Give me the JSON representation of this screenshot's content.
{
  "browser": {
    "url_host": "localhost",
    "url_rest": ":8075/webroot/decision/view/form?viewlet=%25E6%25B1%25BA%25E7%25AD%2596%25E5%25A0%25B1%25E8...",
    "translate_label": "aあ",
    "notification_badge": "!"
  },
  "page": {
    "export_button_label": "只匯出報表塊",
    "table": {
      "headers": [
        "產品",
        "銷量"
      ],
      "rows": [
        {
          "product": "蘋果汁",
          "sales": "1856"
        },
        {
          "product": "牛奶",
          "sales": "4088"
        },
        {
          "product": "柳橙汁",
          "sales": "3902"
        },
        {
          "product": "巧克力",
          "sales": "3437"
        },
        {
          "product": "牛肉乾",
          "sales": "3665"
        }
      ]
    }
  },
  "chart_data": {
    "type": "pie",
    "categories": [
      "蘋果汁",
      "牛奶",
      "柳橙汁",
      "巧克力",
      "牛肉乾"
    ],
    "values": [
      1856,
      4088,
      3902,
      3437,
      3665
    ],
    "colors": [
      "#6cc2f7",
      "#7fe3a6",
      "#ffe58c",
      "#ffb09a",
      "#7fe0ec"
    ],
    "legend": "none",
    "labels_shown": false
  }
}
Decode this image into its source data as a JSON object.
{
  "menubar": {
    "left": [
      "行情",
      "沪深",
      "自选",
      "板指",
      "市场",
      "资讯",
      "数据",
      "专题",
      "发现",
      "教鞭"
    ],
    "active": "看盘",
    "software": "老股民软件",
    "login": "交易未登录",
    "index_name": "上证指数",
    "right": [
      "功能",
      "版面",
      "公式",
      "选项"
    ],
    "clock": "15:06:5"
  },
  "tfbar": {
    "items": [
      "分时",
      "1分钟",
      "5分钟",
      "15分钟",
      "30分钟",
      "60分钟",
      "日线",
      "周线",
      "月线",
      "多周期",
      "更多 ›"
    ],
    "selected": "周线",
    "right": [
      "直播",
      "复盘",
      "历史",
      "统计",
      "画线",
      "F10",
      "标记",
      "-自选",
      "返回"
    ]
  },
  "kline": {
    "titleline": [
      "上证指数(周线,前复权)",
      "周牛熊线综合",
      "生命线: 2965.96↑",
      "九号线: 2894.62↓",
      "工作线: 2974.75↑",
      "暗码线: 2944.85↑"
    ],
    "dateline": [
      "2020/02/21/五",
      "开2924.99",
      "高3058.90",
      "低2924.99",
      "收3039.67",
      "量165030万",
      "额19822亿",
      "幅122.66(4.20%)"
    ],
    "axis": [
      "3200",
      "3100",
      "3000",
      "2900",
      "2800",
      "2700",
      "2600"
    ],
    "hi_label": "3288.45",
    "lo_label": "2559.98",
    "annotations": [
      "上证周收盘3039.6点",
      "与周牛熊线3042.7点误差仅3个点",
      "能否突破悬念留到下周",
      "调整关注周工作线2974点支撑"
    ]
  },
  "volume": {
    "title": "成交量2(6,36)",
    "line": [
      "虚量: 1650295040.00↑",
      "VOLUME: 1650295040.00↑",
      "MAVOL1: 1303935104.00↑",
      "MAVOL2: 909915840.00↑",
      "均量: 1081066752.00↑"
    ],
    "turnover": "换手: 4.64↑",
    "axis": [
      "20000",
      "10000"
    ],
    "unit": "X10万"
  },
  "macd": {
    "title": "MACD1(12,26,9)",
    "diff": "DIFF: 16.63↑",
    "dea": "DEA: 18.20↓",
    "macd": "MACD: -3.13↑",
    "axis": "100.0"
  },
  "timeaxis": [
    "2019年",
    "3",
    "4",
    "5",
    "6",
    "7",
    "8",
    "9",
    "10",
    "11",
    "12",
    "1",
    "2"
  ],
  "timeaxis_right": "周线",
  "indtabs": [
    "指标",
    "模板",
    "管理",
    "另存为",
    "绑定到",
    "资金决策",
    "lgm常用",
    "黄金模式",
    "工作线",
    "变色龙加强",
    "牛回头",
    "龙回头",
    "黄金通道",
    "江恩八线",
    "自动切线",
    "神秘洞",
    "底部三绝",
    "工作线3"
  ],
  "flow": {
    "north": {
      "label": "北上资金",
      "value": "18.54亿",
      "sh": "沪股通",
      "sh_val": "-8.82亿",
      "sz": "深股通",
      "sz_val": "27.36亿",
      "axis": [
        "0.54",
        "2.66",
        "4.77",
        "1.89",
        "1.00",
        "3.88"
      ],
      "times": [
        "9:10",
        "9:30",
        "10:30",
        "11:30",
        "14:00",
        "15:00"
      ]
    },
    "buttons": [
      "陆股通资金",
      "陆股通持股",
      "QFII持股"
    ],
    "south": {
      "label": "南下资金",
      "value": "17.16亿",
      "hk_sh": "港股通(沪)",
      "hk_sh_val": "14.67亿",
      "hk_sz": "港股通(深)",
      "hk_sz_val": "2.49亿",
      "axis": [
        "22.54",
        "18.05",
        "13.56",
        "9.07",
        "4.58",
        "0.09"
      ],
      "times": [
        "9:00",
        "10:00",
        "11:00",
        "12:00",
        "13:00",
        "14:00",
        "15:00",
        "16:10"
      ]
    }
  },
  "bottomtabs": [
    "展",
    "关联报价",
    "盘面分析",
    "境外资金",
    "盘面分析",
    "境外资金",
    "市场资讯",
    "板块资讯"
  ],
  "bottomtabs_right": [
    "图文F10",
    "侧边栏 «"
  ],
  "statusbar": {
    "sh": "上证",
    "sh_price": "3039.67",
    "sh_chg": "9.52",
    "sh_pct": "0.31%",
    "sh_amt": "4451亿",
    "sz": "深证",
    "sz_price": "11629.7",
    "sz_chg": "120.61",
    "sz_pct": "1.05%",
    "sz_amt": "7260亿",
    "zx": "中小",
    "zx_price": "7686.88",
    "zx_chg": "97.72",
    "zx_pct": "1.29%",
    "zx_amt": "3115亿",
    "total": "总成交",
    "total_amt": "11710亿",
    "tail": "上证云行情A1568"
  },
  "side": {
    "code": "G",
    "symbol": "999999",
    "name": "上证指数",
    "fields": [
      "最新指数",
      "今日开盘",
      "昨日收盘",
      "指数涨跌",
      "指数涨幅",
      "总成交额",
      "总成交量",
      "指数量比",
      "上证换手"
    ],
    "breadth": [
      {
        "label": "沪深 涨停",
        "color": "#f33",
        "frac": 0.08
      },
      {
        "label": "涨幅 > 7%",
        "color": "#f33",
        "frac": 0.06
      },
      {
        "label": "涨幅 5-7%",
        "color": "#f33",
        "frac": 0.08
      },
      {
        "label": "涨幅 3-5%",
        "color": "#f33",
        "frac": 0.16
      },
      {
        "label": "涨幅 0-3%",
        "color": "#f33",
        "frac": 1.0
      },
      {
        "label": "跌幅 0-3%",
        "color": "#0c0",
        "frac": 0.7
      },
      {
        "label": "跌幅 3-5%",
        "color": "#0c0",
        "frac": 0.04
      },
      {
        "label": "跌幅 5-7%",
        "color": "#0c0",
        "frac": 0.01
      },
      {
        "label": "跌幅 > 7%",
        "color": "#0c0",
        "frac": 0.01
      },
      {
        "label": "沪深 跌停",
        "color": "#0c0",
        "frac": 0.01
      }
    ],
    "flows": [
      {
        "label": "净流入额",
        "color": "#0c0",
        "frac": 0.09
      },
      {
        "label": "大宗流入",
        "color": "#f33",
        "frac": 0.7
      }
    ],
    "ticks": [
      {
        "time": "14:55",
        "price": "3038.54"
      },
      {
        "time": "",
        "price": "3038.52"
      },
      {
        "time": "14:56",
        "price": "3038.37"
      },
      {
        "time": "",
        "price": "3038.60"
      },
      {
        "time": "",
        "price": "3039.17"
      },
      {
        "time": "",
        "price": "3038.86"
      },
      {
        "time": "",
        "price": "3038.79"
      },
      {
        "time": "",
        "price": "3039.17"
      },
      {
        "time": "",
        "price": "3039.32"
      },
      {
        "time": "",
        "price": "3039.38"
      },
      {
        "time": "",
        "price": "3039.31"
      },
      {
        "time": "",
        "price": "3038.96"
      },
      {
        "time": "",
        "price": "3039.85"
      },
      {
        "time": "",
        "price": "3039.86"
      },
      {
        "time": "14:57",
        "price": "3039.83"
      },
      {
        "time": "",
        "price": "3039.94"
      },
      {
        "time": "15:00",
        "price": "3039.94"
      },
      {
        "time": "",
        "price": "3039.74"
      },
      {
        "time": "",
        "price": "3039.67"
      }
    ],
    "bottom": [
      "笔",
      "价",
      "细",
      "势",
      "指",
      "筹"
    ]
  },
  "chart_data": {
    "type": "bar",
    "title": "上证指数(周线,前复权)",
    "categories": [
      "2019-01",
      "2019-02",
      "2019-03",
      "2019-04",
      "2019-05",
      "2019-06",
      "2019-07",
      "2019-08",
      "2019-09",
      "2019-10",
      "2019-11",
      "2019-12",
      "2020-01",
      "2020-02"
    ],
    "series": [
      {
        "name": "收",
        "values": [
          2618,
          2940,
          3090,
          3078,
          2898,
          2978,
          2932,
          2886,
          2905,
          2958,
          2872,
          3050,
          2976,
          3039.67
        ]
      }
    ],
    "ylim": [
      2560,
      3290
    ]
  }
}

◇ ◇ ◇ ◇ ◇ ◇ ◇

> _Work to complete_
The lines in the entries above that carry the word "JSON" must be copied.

> _Solved problem_
Give me the JSON representation of this screenshot's content.
Decode this image into its source data as a JSON object.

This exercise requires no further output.